Netanyahu seemed to be responding directly to comments Fabius made Saturday in Ramallah, after meting Palestinian Authority President Mahmoud Abbas.
“Even if we speak of other neighboring countries – the dramatic conflict in Syria, Lebanon, Egypt – the fact remains that the Israeli-Palestinian issue is one of the issues, perhaps the central one, for the region,” Fabius said.
After meeting Netanyahu, Fabius said at a solo press conference that while in the past the Israeli-Palestinian conflict burned while the rest of the region was relatively quiet, now the situation was reversed.
But, he said, it would be a “grave mistake” to follow those saying that this was not the time to move on the Israeli-Palestinian track because of everything else happening in the region.
“I think it is necessary to take advantage of a situation where there it is relative quiet,” he said, adding that the quiet demonstrated a “change of mentality” that needed to be harnessed for moving the process forward.
While acknowledging that an Israeli-Palestinian accord would not solve all the problems in the region, Fabius said that if Israel and the Palestinian Authority could be turned into an “island of stability” it would be easier to deal with the other problems.
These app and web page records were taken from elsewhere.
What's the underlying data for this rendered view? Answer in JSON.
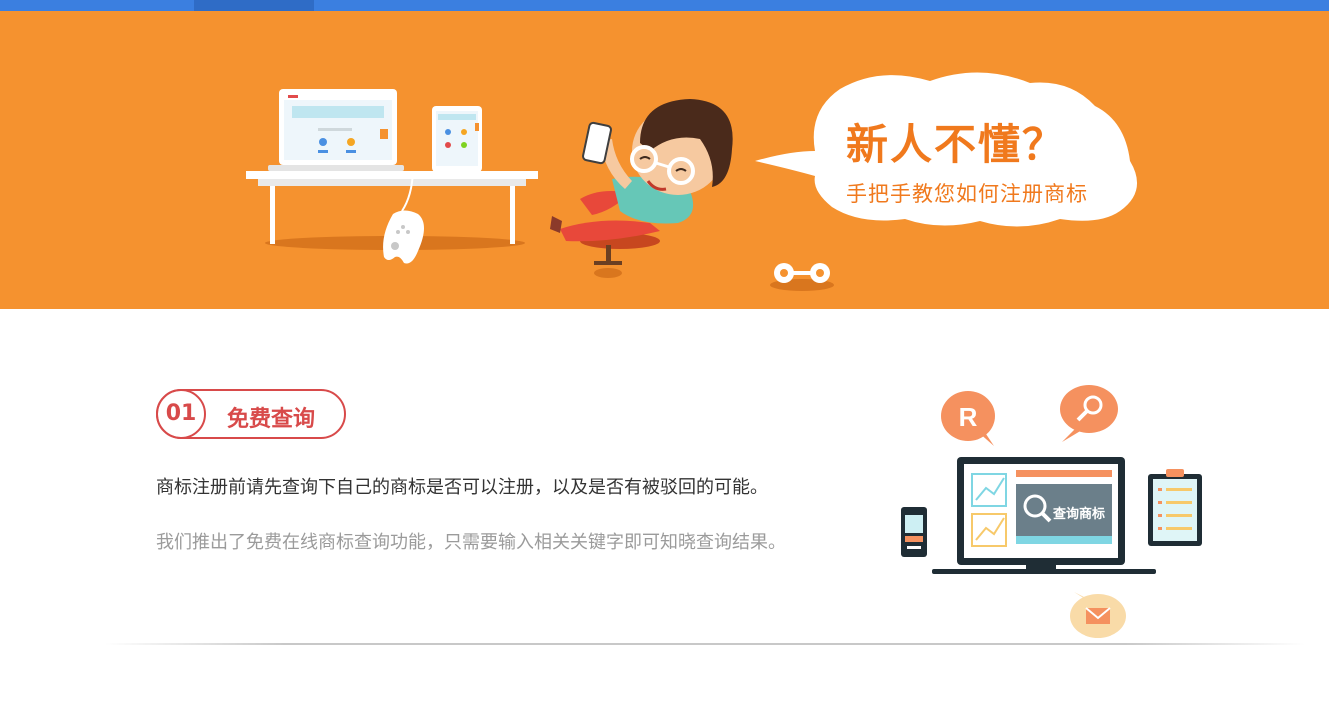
{
  "hero": {
    "bubble_title": "新人不懂？",
    "bubble_subtitle": "手把手教您如何注册商标"
  },
  "step": {
    "number": "01",
    "title": "免费查询",
    "description_primary": "商标注册前请先查询下自己的商标是否可以注册，以及是否有被驳回的可能。",
    "description_secondary": "我们推出了免费在线商标查询功能，只需要输入相关关键字即可知晓查询结果。"
  },
  "illustration": {
    "search_label": "查询商标",
    "registered_mark": "R"
  },
  "colors": {
    "topbar": "#3b7fe0",
    "hero_bg": "#f5922f",
    "accent_red": "#d84a4a",
    "bubble_text": "#f0791d"
  }
}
Fabius, before meeting President Shimon Peres, said that with so many dramatic events enveloping the region – such as in Syria, Lebanon and Egypt – there were those wondering how peace could be made under such circumstances.
“But we must think in the opposite way,” he said.
“Because of those things peace is even more important in the region, and we must make the most of this moment.”
Peres said that for peace to be made skepticism must be overcome.
“The fact is that despite the skepticism negotiations opened and it wasn’t easy for either side,” he said.
In an apparent allusion to the blow Hamas was dealt with the downfall of deposed Egyptian president Mohamed Morsi, Peres said the “the position of Abu Mazen [Abbas] has improved, he knows it and it helps him. I think the Prime Minister [Netanyahu] decided to move and he moved. Peace is not easy but if we achieve it then we will be able to turn our attention to the tragic and existential issues of the Middle East.”
UN Mideast envoy Robert Serry said Israeli and Palestinian fear of the consequences of yet another failed stab at peace negotiations could actually spur the sides toward success this time.
Serry, in an interview on Israel Radio, said that failure would have consequences for Abbas, whom he described as the leader of the “more moderate wing of the Palestinian movement which is committed to a two state solution.”
“But the very reason that the consequences, in my view, for both sides will be pretty serious if this fails again, gives me also hope that they will be serious in the US-led effort to return meaningful negotiations,” he said.
Serry, who has an extremely low profile in the country for someone who has served in his present post for the last six years, said there was “growing realization on both sides that it is imperative to make progress, meaningful progress, not to make these talks another round about talks, but meaningful talks.”
He said that if both sides were ready to make “tough decisions” then the goal of an agreement could be reached in “six to nine months.”
Hinting that a failure this time could lead to the collapse of the PA, Serry said that Palestinian state building cannot “continue endlessly” without “a credible political horizon.”
He said this was why the negotiations were so important.
“These institutions have been built up,” he said. “If their ultimate meaning, which is to be the foundation stones of a Palestinian state, becomes a total illusion, then we should not take their continued existence for granted.
It should be clear to anyone.”
Serry said he feels “a little more optimistic” than he has over the last six years.